__Assignment__: Give only the number of lines in these records that contain the word "Calibration".

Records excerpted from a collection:
____

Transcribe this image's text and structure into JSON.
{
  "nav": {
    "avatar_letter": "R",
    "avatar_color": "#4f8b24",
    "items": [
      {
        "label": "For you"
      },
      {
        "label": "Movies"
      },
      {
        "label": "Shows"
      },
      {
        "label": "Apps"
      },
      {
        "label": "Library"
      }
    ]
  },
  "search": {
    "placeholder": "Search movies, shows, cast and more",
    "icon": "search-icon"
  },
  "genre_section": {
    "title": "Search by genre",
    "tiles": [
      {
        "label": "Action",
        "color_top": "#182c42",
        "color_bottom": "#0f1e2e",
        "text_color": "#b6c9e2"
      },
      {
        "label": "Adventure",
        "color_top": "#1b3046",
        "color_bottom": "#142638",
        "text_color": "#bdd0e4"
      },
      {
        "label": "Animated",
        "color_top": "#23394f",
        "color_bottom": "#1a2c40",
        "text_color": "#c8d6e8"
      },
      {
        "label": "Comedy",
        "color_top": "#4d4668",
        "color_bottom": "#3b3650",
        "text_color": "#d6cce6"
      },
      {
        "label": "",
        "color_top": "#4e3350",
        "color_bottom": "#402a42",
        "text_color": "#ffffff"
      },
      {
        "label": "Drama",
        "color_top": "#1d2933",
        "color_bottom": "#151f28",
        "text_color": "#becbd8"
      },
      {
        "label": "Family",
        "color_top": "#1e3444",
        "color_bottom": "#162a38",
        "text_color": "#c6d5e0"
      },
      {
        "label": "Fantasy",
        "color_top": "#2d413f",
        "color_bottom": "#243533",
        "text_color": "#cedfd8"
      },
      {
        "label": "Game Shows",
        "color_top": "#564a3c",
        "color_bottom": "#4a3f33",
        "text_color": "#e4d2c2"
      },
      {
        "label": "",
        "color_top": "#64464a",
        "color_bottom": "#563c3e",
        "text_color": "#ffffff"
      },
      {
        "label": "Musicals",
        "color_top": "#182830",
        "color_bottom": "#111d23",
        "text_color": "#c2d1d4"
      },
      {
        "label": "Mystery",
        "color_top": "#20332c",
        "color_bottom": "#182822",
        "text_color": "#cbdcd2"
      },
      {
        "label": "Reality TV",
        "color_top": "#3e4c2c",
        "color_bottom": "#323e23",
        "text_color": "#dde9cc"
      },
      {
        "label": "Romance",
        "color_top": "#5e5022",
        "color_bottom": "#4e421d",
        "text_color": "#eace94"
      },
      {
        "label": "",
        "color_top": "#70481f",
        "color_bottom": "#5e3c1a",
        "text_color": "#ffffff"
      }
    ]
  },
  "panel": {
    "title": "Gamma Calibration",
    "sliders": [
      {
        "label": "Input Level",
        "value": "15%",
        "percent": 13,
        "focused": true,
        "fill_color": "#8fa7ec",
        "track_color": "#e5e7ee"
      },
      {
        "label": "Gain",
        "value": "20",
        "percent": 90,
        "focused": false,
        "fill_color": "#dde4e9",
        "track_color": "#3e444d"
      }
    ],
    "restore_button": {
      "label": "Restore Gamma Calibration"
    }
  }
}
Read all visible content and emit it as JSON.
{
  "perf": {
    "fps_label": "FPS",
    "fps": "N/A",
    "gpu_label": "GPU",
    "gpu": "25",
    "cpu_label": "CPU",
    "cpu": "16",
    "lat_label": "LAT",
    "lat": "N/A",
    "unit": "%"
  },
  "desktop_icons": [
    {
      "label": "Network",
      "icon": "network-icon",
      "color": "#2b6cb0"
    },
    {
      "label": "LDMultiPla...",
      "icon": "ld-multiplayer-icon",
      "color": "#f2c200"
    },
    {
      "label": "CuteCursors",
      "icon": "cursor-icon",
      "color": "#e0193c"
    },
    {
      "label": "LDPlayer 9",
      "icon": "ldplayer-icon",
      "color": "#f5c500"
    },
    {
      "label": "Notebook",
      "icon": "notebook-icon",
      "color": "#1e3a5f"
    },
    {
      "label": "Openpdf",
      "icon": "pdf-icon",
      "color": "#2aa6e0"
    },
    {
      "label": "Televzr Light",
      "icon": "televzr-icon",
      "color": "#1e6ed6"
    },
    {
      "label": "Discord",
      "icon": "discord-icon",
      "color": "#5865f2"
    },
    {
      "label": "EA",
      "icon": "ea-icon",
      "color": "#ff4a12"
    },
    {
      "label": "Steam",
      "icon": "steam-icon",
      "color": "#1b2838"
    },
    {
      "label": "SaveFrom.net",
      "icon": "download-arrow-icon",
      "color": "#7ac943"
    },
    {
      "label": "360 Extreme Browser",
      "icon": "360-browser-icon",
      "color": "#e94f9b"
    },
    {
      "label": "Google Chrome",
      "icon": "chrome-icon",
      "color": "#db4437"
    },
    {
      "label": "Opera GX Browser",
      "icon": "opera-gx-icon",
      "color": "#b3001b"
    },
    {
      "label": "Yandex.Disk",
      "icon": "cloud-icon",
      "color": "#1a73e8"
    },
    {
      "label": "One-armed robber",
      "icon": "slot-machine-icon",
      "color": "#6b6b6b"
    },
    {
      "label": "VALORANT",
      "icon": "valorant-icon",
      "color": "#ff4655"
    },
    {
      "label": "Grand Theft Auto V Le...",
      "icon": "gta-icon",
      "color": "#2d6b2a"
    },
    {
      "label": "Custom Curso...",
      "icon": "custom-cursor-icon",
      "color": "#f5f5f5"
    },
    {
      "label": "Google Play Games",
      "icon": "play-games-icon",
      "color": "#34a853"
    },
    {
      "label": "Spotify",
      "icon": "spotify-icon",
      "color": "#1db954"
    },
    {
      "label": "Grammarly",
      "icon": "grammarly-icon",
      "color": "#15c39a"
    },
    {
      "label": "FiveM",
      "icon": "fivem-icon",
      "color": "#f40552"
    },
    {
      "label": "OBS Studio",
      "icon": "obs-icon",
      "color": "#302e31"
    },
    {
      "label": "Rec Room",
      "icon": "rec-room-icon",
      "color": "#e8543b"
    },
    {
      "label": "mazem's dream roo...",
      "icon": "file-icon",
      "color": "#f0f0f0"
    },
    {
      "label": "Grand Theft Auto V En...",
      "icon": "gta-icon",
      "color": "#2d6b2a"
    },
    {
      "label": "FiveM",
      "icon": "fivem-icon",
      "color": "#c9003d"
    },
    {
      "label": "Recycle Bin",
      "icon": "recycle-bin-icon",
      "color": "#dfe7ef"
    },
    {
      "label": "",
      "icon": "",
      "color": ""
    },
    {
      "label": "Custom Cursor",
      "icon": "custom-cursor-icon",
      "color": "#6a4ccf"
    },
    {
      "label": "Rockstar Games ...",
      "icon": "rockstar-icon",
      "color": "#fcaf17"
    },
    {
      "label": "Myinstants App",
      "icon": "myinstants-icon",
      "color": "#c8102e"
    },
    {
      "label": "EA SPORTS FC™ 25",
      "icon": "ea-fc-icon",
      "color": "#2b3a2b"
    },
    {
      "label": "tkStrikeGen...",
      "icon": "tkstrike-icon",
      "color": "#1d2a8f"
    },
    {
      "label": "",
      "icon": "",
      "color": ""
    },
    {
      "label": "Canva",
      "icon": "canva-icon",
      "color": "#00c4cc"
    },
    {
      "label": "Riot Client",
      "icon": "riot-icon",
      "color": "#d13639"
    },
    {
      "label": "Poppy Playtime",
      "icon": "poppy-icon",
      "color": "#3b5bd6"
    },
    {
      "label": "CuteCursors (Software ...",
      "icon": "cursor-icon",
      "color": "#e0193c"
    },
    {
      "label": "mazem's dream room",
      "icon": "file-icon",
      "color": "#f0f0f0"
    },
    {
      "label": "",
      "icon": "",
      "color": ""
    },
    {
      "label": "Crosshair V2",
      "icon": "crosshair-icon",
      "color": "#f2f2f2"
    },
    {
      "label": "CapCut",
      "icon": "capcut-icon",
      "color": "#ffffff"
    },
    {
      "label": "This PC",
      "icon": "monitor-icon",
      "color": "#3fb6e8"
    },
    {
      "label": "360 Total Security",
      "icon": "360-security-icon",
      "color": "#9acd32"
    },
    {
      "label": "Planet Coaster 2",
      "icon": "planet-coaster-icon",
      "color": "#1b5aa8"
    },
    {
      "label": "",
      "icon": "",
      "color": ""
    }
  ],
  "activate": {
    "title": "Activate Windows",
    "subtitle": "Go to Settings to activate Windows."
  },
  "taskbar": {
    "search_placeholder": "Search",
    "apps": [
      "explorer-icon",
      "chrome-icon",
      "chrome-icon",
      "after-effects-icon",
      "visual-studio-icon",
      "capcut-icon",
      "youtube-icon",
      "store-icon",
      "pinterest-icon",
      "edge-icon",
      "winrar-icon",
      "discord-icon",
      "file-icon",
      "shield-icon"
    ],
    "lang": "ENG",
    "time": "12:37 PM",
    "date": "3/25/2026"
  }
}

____

__Final answer__: 2